Two previously unseen Charlotte Brontë works discovered
Holly Chapman reports on the exciting discovery of two previously unseen Charlotte Brontë works, hidden inside a precious Brontë heirloom.
Charlotte Brontë is one of the most famous writers in literary history, known for works such as Jane Eyre and Villette. Recently the Brontë Society has uncovered an unpublished manuscript of a poem and short story written by a young Charlotte Brontë.
The treasure was discovered inside a book previously owned by Charlotte’s mother Maria Brontë. The manuscript itself was found in Maria Brontë’s copy of The Remains of Henry Kirke White by Robert Southey. Prior to her marriage to Patrick Brontë, a boat carrying Maria’s belongings was shipwrecked off the Devonshire coast in 1812. Southey’s book was one of the few items that were salvaged from the wreck. It also features Patrick’s Latin inscription which states, ‘the book of my dearest wife and it was saved from the waves. So then it will always be preserved.’

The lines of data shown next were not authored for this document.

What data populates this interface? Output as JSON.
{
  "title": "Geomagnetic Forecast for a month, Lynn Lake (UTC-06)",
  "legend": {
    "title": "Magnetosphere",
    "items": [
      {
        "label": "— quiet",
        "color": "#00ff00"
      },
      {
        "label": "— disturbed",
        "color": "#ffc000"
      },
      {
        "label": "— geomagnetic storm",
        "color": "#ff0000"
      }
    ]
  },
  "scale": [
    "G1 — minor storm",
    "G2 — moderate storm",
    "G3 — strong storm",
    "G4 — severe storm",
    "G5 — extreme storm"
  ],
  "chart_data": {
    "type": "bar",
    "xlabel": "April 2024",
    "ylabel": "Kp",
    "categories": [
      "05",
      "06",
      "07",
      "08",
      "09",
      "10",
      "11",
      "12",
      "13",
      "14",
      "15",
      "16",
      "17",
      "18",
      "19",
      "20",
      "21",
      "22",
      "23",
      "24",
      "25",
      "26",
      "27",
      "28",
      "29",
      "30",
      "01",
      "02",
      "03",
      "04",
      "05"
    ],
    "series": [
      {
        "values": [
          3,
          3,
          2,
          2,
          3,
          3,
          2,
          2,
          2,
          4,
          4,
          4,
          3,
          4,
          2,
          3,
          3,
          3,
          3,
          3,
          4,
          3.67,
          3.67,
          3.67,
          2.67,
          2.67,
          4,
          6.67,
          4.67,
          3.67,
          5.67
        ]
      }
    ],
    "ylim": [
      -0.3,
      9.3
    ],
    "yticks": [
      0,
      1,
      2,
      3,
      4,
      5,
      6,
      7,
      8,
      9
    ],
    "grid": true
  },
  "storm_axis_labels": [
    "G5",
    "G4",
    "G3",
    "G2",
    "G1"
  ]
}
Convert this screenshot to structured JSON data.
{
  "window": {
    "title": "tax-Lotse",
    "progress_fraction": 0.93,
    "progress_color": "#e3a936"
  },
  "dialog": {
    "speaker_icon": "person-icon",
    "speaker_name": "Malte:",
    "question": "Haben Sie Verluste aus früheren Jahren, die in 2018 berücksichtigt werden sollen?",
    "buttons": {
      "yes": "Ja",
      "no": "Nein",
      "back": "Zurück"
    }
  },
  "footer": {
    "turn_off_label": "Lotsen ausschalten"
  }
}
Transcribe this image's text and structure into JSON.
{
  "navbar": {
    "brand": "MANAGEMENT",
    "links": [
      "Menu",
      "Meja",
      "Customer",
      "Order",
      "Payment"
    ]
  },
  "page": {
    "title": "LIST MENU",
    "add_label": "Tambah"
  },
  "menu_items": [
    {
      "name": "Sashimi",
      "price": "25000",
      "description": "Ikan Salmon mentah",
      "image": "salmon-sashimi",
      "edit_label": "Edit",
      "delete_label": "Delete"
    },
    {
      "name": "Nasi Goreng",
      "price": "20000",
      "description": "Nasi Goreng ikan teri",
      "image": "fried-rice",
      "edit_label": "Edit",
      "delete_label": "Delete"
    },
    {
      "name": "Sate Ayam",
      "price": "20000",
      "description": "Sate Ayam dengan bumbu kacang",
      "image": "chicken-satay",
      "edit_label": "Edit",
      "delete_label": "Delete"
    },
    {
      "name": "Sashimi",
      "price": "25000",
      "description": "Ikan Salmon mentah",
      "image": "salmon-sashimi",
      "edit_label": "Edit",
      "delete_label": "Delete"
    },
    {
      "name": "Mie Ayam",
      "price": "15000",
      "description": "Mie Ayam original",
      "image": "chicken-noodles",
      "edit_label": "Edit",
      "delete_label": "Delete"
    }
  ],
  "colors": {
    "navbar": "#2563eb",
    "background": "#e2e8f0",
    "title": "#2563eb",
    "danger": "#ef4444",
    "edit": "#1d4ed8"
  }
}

Dr Juliet Barker, Brontë specialist and biographer, is in no doubt of the manuscripts authenticity, noting Charlotte’s distinctive handwriting that varied in regards to the piece she was writing. Dr Barker also comments “the book alone is a valuable acquisition because of its rare associations with Mrs before her marriage to Patrick, but its importance is immeasurably increased by the unpublished manuscripts tipped into it.’
The manuscripts have been dated to 1833, when Charlotte would have been around 17. The poem is 77 lines, and the prose runs for 74 lines. Ann Dinsdale, the collections manager at the Brontë Parsonage Museum in Haworth, commented on the discovery as ‘one of the most significant Brontë items to come to light in many years’.
Both pieces of prose and poetry focus on characters from the fictional Kingdom of Angria, created by Charlotte and her brother Branwell, and written about in several other stories. In the newly discovered prose piece, characters from Angria encounter real people from the city of England. The poem focuses on Mary, the lovesick wife of the King of Angria, Zamorna.
With the aid of organisations such as the National Heritage Fund, the V&A Purchase Grant Fund, and the Friends of the National libraries, the Brontë Society are aiming to gain sufficient funds to negotiate acquiring Maria Brontë’s book and Charlotte Brontë’s manuscripts. Back in 2011 La Musee des Lettres et Manuscrits obtained a manuscript that was written by Charlotte Brontë when she was 14, costing a grand total of £690,000. So the Brontë Society are determined not to let this hidden treasure go.
With all this in mind, it appears there is one question that Brontë fans are eager to ask; when will we get to read it?